Recorded data:
◆ ◆ ◆ ◆ ◆ ◆ ◆

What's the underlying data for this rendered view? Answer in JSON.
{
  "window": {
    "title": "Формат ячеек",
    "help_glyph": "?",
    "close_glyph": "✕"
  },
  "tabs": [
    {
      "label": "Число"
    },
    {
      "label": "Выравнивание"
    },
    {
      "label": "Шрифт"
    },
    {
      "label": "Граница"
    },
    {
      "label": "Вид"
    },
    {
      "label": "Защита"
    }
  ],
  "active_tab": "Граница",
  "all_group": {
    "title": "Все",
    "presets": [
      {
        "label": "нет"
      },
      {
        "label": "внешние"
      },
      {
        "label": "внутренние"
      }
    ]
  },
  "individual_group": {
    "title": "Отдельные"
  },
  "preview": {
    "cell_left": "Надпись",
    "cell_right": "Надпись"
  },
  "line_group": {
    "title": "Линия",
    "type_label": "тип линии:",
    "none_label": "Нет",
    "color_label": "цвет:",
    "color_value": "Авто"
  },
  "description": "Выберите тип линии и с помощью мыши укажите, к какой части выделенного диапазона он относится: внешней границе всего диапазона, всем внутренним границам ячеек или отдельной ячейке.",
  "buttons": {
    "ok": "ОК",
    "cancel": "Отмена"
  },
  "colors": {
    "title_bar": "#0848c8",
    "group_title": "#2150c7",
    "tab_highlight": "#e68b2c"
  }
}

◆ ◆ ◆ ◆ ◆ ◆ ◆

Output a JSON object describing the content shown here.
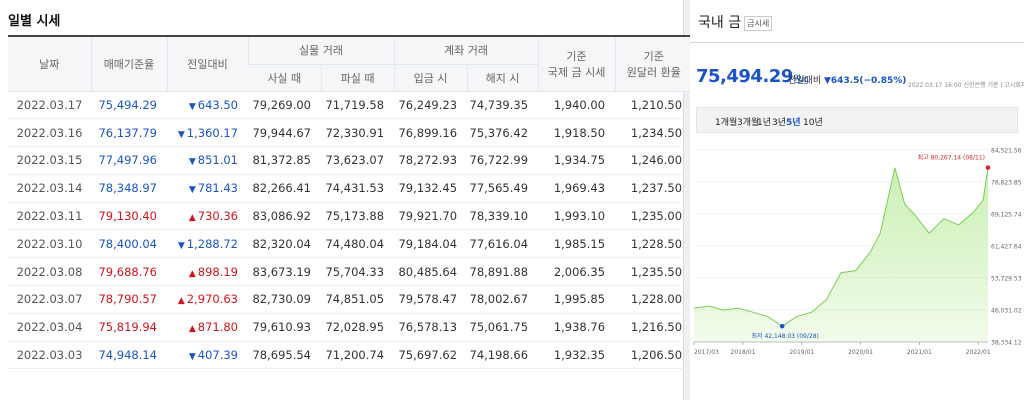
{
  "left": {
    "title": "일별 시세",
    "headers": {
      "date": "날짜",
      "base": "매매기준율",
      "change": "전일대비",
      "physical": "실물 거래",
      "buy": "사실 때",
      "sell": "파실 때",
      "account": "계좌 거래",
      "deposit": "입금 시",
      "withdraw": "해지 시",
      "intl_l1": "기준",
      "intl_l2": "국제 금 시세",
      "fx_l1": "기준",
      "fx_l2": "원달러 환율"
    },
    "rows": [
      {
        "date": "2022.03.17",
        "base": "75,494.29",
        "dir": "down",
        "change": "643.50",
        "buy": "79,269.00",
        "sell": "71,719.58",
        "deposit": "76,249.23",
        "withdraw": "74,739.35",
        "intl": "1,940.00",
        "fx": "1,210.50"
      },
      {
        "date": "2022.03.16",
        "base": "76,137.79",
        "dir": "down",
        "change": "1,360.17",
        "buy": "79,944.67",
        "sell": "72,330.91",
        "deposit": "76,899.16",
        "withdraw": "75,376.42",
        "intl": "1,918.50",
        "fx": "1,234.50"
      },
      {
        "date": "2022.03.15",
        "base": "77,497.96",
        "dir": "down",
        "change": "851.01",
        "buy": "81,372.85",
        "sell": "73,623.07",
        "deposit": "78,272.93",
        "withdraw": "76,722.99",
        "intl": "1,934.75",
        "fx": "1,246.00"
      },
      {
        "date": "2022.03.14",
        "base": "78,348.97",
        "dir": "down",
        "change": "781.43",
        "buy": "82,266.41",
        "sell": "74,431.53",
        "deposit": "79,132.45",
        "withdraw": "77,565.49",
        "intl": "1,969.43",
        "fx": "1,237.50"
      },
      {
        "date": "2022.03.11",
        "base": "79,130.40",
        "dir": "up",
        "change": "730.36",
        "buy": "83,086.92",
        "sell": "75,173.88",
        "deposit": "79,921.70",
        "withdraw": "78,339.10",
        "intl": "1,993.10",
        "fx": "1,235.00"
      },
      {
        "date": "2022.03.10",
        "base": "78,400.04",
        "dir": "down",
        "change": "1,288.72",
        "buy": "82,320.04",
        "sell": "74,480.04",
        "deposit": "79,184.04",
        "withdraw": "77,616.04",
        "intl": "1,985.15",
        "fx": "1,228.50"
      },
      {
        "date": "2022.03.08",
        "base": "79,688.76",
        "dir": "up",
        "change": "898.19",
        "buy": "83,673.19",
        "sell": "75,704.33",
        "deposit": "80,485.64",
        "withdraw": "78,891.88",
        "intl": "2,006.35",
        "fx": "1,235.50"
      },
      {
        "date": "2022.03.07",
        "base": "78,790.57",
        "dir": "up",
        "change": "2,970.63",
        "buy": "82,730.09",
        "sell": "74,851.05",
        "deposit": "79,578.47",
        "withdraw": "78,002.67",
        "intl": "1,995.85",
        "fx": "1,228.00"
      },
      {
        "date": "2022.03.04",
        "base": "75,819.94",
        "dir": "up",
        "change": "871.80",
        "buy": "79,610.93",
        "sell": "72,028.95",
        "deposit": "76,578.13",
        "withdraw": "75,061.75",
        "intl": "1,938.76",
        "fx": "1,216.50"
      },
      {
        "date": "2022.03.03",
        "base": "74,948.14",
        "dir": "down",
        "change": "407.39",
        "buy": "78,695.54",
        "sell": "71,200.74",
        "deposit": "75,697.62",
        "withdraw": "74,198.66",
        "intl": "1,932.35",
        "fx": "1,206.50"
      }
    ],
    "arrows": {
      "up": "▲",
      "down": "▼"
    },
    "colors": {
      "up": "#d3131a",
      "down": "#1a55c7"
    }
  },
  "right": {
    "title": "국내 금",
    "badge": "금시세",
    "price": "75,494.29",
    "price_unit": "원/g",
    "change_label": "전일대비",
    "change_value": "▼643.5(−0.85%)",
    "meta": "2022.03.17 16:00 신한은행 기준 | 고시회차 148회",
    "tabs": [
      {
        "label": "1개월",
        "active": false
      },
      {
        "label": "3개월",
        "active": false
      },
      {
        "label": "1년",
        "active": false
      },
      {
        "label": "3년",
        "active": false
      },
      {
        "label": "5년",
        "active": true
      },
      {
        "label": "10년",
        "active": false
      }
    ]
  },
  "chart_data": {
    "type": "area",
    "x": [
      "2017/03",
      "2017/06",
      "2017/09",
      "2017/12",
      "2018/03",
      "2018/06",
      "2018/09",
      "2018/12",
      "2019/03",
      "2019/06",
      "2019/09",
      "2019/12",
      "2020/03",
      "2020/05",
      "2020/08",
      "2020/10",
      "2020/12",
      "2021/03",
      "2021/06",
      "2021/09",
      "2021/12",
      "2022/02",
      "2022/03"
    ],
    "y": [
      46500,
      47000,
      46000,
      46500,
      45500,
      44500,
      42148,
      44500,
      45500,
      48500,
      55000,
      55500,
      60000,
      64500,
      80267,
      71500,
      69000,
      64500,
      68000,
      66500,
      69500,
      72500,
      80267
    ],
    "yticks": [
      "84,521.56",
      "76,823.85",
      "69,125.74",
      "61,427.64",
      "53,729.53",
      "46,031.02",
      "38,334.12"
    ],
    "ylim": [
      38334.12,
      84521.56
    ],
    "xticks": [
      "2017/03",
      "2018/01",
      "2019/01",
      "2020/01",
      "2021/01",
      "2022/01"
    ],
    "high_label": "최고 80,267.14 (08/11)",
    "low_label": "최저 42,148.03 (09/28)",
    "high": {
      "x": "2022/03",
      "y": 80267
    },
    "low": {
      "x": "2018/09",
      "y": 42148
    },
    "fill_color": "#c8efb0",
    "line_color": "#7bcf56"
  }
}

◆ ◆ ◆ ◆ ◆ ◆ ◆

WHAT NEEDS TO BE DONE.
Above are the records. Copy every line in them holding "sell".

SOLVED PROBLEM.
      "sell": "파실 때",
        "sell": "71,719.58",
        "sell": "72,330.91",
        "sell": "73,623.07",
        "sell": "74,431.53",
        "sell": "75,173.88",
        "sell": "74,480.04",
        "sell": "75,704.33",
        "sell": "74,851.05",
        "sell": "72,028.95",
        "sell": "71,200.74",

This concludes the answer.